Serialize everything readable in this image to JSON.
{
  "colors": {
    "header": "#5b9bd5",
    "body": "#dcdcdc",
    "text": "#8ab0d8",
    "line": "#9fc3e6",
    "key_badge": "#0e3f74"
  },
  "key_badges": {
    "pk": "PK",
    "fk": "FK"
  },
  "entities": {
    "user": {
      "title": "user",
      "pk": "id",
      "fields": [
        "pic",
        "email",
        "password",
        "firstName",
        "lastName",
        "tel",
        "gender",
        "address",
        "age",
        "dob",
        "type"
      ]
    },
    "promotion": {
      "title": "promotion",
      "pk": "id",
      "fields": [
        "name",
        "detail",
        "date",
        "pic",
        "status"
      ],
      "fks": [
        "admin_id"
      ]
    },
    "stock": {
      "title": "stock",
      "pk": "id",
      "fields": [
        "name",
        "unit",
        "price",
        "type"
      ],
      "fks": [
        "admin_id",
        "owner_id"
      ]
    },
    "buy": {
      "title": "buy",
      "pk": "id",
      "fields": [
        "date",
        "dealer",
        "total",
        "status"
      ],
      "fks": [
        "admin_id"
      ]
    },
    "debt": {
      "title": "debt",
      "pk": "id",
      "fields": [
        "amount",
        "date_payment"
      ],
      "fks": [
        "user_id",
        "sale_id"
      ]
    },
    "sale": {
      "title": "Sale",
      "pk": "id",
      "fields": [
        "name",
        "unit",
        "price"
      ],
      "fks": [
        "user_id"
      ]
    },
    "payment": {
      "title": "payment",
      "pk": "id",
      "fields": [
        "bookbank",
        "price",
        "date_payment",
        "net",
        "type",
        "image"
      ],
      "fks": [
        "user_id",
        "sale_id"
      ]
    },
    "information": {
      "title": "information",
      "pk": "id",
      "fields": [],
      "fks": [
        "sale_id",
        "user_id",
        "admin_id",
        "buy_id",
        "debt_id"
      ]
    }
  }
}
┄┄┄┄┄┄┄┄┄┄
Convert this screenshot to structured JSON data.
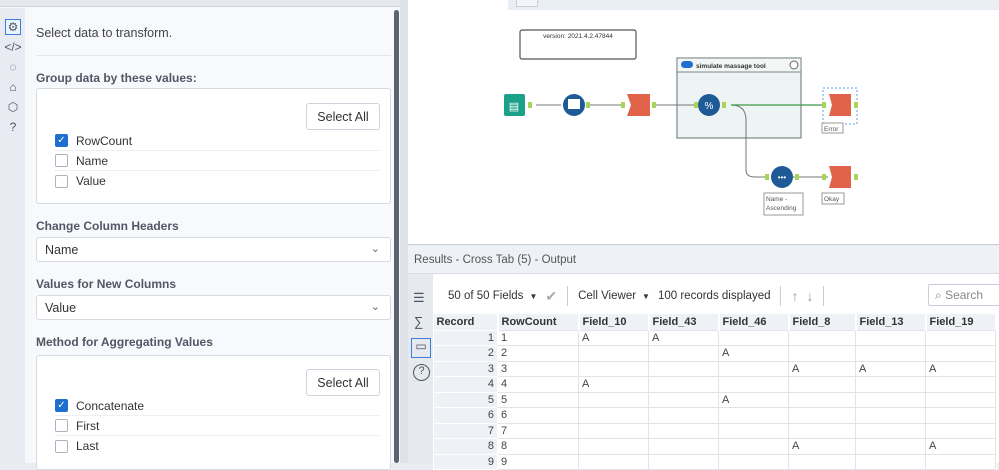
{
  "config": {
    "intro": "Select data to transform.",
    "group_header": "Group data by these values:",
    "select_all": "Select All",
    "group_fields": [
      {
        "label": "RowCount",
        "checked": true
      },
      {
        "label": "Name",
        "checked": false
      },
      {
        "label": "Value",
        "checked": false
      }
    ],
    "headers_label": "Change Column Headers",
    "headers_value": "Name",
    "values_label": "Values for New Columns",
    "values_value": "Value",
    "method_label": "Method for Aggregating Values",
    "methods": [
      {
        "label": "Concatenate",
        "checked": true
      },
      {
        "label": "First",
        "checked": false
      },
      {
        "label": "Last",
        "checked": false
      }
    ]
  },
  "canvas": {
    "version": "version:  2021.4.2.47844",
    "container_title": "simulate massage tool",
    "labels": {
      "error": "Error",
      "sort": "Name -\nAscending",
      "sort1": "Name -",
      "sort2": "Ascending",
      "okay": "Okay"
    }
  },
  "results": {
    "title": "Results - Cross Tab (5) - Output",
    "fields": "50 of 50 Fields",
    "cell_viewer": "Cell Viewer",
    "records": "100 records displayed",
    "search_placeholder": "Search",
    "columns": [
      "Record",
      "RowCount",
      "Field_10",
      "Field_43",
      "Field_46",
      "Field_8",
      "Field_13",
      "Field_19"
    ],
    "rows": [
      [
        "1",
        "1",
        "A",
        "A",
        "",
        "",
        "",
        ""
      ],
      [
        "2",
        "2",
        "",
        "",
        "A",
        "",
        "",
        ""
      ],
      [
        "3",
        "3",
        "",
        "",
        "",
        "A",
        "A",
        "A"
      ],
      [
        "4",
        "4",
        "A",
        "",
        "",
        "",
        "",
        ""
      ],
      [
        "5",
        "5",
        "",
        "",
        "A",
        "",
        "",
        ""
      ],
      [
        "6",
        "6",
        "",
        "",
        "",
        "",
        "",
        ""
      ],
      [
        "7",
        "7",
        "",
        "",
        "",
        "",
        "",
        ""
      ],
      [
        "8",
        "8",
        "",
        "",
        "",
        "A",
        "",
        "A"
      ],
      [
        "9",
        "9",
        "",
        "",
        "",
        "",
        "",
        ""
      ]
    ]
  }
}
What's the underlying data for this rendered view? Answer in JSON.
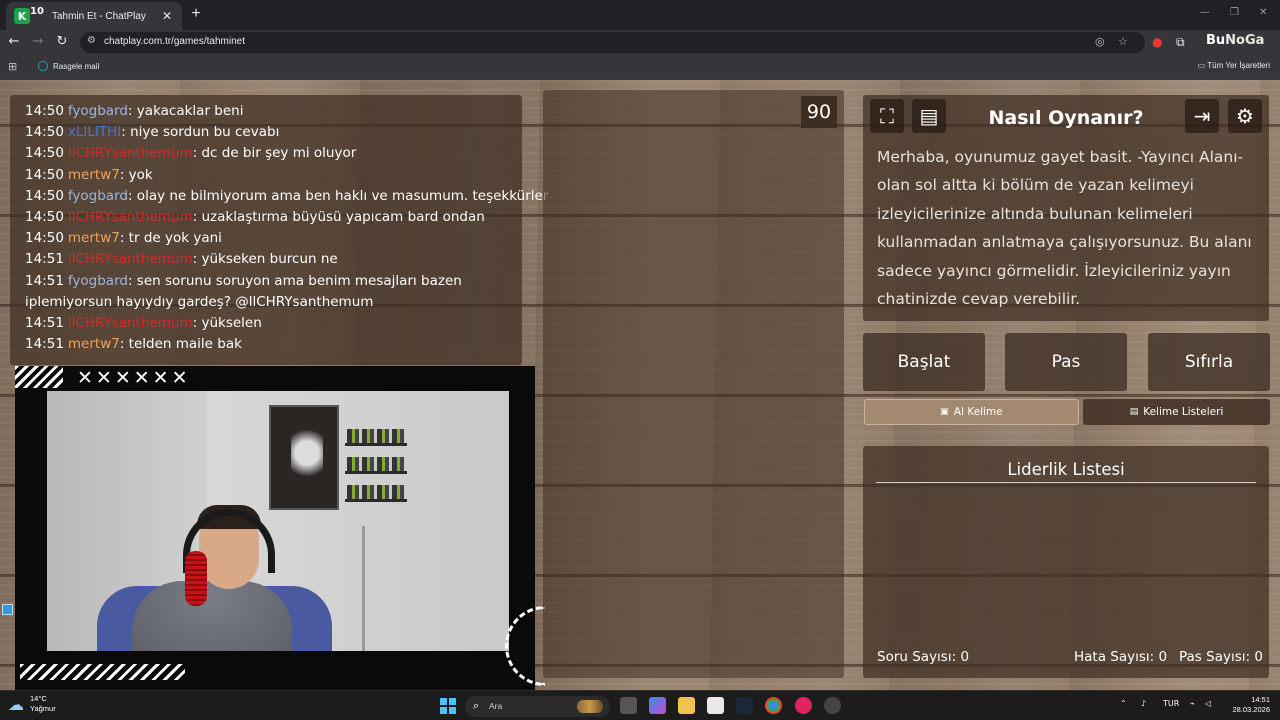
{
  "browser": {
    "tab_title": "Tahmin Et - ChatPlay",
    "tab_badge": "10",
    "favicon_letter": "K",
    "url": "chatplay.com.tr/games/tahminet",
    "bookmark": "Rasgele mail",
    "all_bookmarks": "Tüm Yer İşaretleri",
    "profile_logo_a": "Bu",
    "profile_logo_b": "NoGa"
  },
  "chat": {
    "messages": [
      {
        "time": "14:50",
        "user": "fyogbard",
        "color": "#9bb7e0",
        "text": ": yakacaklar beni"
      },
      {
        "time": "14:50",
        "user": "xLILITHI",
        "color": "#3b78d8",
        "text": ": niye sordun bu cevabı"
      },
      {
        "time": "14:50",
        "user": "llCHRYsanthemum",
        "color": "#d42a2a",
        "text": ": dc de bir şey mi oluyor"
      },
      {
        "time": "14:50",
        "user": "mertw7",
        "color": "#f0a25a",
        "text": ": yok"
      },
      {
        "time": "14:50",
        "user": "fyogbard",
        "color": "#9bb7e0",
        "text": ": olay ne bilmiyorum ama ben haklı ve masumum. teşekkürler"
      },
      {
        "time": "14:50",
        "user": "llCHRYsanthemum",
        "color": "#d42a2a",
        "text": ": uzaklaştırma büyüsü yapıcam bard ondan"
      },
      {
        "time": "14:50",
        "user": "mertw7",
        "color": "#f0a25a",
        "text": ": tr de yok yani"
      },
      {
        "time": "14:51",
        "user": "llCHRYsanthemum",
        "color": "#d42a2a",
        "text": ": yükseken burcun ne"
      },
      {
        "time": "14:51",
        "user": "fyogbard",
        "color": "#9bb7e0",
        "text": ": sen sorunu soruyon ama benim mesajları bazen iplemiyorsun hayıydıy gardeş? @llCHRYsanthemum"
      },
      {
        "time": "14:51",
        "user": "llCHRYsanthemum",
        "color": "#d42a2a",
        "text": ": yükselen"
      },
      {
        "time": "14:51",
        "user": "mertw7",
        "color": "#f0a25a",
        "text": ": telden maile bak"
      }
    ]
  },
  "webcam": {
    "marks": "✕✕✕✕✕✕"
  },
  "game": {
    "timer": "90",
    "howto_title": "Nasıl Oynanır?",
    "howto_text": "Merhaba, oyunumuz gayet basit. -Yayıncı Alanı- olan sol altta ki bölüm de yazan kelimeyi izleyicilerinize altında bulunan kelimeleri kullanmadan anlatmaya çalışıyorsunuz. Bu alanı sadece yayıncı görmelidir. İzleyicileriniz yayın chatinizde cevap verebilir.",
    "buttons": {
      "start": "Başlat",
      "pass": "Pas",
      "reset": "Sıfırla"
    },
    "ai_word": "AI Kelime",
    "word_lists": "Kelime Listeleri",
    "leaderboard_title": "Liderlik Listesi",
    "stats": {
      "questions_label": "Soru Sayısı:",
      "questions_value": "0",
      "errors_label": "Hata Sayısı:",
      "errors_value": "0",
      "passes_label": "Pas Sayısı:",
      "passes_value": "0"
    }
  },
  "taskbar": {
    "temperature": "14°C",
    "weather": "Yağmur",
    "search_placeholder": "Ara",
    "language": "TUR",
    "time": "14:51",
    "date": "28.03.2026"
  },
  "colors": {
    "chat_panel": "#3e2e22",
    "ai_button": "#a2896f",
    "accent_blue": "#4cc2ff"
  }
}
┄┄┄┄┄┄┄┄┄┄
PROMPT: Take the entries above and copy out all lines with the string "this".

EXPECTED ANSWER:
Serialize everything readable in this image to JSON.
Convert this screenshot to structured JSON data.
What's the underlying data for this rendered view? Answer in JSON.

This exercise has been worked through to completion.